Free format text: ASSIGNMENT OF ASSIGNORS INTEREST.;ASSIGNORS:NATARAJAN, SESHA I.;RYONO, DENIS E.;PETRILLO, EDWARD W.JR.;REEL/FRAME:004851/0330
Effective date: 19870203
Owner name: STAUFFER CHEMICAL COMPANY, CONNECTICUT
Free format text: ASSIGNMENT OF ASSIGNORS INTEREST;ASSIGNORS:SHERIF, FAWZY G.;VIA, FRANCIS A.;REEL/FRAME:004851/0329
Effective date: 19830803
Owner name: E.R. SQUIBB & SONS, INC., NEW JERSEY
Free format text: ASSIGNMENT OF ASSIGNORS INTEREST;ASSIGNORS:NATARAJAN, SESHA I.;RYONO, DENIS E.;PETRILLO, EDWARD W. JR.;REEL/FRAME:004851/0330
Effective date: 19870203
|Jan 21, 1992||SULP||Surcharge for late payment|
|Jan 21, 1992||FPAY||Fee payment|
Year of fee payment: 4
|Feb 13, 1996||REMI||Maintenance fee reminder mailed|
|Jul 7, 1996||LAPS||Lapse for failure to pay maintenance fees|

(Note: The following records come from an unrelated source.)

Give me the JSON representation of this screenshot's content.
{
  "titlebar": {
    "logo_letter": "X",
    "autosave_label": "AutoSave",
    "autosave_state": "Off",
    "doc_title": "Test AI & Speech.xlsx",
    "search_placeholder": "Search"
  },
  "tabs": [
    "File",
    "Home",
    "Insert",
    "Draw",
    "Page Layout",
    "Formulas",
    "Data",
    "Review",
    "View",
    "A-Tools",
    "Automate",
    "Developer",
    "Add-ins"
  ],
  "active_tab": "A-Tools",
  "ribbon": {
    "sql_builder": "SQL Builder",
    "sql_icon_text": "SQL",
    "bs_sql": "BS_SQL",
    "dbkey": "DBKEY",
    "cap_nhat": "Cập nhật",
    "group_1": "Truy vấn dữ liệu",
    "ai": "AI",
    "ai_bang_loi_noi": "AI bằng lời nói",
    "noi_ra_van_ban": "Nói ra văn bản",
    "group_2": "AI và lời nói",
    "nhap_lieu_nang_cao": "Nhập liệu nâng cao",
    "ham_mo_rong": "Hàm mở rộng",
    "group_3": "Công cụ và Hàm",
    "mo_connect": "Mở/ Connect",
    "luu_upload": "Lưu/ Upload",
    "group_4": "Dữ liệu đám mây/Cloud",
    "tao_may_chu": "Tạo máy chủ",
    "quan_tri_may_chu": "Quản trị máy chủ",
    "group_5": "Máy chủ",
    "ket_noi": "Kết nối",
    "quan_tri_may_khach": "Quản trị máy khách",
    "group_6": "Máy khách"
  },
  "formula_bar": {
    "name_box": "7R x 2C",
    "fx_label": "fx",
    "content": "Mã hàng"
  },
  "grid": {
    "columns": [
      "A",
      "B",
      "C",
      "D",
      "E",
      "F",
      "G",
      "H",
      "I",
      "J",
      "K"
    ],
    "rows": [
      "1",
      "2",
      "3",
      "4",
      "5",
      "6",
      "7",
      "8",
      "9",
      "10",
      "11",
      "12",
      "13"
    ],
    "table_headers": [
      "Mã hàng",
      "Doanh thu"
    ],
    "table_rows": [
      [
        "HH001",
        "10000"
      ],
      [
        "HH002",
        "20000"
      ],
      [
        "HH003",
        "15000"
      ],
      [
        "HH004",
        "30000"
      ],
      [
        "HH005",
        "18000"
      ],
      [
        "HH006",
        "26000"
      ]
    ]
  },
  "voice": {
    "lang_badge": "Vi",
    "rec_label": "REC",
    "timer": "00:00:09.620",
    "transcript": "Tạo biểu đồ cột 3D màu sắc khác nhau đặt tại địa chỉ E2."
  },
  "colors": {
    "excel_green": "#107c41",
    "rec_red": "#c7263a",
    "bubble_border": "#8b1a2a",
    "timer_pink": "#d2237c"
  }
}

|Sep 17, 1996||FP||Expired due to failure to pay maintenance fee|
Effective date: 19960710